Take every line containing "name" out of the records.

Interface dataset entries:
###

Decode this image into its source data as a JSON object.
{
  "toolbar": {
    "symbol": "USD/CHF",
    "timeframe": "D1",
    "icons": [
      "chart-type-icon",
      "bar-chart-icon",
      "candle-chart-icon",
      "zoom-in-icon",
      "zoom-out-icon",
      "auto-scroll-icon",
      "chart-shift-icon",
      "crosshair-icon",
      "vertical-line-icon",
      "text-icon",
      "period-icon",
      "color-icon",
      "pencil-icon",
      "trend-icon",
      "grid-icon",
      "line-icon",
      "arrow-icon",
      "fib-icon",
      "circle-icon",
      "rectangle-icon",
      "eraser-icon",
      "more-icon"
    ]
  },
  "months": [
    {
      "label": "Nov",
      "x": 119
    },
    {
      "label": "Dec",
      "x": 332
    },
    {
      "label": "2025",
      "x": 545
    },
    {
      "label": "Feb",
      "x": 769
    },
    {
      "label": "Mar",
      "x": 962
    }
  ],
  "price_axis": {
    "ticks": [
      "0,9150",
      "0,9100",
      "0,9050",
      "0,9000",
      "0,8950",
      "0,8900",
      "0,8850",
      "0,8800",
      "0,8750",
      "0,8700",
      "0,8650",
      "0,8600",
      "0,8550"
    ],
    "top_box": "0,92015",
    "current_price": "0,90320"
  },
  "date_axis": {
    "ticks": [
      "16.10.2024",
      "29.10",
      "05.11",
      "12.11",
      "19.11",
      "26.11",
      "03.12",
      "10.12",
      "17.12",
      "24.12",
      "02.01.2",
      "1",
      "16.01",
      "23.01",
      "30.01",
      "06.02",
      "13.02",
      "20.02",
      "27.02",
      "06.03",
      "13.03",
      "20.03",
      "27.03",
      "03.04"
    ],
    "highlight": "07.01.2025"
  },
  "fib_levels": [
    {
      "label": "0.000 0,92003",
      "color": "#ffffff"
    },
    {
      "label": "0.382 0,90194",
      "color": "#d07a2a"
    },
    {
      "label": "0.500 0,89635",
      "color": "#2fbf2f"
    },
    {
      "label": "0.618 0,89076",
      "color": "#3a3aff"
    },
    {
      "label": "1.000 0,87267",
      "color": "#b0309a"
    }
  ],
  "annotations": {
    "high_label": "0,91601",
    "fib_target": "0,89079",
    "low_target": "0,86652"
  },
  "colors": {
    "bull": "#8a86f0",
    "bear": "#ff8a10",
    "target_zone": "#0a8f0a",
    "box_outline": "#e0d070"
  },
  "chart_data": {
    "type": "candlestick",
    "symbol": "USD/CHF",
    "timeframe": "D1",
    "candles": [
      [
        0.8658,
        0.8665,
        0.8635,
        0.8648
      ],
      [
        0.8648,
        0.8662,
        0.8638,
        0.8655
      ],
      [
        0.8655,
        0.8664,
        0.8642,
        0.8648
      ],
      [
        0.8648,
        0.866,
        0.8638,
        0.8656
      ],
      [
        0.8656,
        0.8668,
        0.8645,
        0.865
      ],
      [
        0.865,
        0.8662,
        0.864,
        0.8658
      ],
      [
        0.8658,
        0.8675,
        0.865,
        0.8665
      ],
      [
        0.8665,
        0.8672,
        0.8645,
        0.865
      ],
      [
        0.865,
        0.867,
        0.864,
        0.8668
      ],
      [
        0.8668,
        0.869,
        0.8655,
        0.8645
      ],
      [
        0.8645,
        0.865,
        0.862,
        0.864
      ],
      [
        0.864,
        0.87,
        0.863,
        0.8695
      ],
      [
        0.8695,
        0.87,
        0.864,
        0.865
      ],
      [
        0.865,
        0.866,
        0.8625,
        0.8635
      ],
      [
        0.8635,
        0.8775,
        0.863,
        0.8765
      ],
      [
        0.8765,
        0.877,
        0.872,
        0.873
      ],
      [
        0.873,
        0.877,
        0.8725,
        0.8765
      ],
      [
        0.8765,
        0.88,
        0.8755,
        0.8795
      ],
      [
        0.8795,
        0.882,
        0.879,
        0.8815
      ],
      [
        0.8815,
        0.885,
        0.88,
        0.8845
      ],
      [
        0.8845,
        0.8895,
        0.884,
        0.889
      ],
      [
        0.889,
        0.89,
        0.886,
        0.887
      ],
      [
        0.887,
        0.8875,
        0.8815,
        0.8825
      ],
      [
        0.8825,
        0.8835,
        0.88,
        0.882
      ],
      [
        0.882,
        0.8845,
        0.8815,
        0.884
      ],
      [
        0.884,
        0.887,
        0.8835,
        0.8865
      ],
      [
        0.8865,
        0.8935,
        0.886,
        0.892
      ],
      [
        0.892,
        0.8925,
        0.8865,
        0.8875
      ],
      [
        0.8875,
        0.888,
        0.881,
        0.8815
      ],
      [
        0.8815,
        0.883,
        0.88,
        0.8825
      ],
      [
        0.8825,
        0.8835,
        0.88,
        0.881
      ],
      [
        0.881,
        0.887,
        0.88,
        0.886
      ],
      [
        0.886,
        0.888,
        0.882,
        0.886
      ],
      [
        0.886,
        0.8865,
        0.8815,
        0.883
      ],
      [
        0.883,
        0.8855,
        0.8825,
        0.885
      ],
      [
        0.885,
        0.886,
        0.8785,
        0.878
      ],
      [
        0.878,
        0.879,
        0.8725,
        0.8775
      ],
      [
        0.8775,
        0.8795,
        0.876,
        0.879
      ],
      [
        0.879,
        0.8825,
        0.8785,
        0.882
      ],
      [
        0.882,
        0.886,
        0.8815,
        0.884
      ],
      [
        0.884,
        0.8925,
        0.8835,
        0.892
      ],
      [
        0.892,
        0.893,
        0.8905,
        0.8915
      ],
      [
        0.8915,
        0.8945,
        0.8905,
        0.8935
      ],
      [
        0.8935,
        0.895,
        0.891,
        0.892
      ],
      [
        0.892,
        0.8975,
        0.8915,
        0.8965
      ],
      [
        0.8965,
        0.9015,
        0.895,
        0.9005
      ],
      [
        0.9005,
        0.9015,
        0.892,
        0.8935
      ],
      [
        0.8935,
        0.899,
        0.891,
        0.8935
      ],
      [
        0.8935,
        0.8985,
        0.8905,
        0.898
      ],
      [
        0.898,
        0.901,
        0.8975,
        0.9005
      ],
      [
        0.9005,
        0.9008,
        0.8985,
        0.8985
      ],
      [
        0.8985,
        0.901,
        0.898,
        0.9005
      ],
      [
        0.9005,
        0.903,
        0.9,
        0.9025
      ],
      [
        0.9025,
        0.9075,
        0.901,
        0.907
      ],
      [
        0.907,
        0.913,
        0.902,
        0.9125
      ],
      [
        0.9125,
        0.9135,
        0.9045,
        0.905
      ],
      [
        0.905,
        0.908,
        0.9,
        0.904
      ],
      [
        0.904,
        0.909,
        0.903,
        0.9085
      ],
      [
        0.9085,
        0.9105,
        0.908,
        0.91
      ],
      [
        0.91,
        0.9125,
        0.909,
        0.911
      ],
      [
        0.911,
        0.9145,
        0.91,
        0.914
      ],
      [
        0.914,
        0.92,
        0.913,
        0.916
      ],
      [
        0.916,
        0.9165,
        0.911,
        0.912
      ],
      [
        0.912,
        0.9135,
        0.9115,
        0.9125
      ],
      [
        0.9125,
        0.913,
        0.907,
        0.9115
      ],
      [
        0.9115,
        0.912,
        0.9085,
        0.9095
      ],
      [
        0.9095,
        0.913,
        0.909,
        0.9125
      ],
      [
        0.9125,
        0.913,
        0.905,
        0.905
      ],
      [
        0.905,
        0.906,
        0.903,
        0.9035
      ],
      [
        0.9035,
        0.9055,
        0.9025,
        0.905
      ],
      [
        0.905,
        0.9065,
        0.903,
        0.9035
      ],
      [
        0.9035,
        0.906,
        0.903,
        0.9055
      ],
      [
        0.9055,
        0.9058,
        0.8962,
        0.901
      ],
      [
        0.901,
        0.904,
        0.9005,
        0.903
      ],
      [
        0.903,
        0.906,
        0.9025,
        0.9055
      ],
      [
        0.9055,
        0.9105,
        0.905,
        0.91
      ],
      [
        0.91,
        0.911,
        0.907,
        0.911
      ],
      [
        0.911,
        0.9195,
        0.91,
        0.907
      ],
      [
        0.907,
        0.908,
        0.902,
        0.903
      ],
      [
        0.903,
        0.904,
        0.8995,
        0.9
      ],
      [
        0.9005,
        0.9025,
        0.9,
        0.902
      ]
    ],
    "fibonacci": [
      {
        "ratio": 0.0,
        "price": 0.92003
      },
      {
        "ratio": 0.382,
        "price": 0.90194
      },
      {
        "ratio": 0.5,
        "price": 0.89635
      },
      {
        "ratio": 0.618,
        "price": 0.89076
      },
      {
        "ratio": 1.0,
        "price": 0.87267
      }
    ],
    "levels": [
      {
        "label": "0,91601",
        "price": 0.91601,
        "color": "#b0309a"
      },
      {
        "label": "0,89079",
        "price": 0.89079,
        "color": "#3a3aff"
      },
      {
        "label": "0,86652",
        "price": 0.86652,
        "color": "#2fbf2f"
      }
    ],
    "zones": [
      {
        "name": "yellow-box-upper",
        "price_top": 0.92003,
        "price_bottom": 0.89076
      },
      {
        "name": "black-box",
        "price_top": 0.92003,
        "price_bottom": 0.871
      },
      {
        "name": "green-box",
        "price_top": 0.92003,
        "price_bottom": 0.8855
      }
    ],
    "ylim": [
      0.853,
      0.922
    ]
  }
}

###

Response to this exercise:
        "name": "yellow-box-upper",
        "name": "black-box",
        "name": "green-box",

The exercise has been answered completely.